- [PROBLEM TO WORK ON]:
This exercise calls for the records to be returned exactly, with images removed.

- [SOURCE INFORMATION]:

════════

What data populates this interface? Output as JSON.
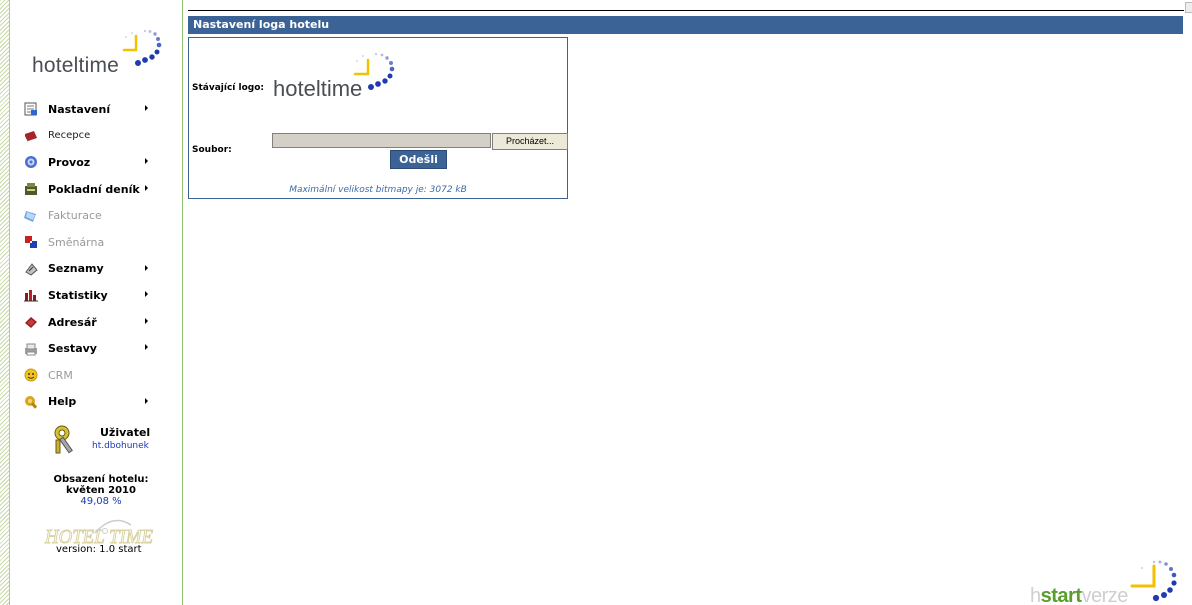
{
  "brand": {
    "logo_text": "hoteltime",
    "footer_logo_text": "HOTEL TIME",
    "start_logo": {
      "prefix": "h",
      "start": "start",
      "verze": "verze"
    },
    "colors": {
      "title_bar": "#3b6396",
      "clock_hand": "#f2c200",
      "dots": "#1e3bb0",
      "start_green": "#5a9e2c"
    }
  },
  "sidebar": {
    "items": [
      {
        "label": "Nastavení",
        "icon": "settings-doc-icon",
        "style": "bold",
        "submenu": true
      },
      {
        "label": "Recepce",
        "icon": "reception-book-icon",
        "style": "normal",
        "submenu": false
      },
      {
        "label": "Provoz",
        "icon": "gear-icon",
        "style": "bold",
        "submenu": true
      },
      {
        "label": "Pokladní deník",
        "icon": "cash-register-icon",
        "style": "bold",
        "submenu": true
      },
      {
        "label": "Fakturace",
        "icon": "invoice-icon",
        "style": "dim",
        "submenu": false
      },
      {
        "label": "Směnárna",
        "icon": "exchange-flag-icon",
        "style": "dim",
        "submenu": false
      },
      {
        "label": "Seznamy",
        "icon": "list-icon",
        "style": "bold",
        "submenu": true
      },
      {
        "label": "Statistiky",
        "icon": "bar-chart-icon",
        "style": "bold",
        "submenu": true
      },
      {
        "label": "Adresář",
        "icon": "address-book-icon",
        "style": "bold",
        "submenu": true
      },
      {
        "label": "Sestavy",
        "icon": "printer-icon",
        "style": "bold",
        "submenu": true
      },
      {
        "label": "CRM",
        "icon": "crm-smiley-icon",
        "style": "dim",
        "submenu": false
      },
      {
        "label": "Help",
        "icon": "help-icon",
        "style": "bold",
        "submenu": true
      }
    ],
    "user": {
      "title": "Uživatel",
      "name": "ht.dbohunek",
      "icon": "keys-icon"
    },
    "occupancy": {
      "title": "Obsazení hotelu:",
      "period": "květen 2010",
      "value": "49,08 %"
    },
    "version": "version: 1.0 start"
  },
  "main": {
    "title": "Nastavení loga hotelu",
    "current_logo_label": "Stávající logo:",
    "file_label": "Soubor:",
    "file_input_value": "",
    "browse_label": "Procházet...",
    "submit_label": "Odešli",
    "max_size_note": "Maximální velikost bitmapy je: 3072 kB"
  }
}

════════

- [RESPONSE TO THE TASK]:
What data populates this interface? Output as JSON.
{
  "brand": {
    "logo_text": "hoteltime",
    "footer_logo_text": "HOTEL TIME",
    "start_logo": {
      "prefix": "h",
      "start": "start",
      "verze": "verze"
    },
    "colors": {
      "title_bar": "#3b6396",
      "clock_hand": "#f2c200",
      "dots": "#1e3bb0",
      "start_green": "#5a9e2c"
    }
  },
  "sidebar": {
    "items": [
      {
        "label": "Nastavení",
        "icon": "settings-doc-icon",
        "style": "bold",
        "submenu": true
      },
      {
        "label": "Recepce",
        "icon": "reception-book-icon",
        "style": "normal",
        "submenu": false
      },
      {
        "label": "Provoz",
        "icon": "gear-icon",
        "style": "bold",
        "submenu": true
      },
      {
        "label": "Pokladní deník",
        "icon": "cash-register-icon",
        "style": "bold",
        "submenu": true
      },
      {
        "label": "Fakturace",
        "icon": "invoice-icon",
        "style": "dim",
        "submenu": false
      },
      {
        "label": "Směnárna",
        "icon": "exchange-flag-icon",
        "style": "dim",
        "submenu": false
      },
      {
        "label": "Seznamy",
        "icon": "list-icon",
        "style": "bold",
        "submenu": true
      },
      {
        "label": "Statistiky",
        "icon": "bar-chart-icon",
        "style": "bold",
        "submenu": true
      },
      {
        "label": "Adresář",
        "icon": "address-book-icon",
        "style": "bold",
        "submenu": true
      },
      {
        "label": "Sestavy",
        "icon": "printer-icon",
        "style": "bold",
        "submenu": true
      },
      {
        "label": "CRM",
        "icon": "crm-smiley-icon",
        "style": "dim",
        "submenu": false
      },
      {
        "label": "Help",
        "icon": "help-icon",
        "style": "bold",
        "submenu": true
      }
    ],
    "user": {
      "title": "Uživatel",
      "name": "ht.dbohunek",
      "icon": "keys-icon"
    },
    "occupancy": {
      "title": "Obsazení hotelu:",
      "period": "květen 2010",
      "value": "49,08 %"
    },
    "version": "version: 1.0 start"
  },
  "main": {
    "title": "Nastavení loga hotelu",
    "current_logo_label": "Stávající logo:",
    "file_label": "Soubor:",
    "file_input_value": "",
    "browse_label": "Procházet...",
    "submit_label": "Odešli",
    "max_size_note": "Maximální velikost bitmapy je: 3072 kB"
  }
}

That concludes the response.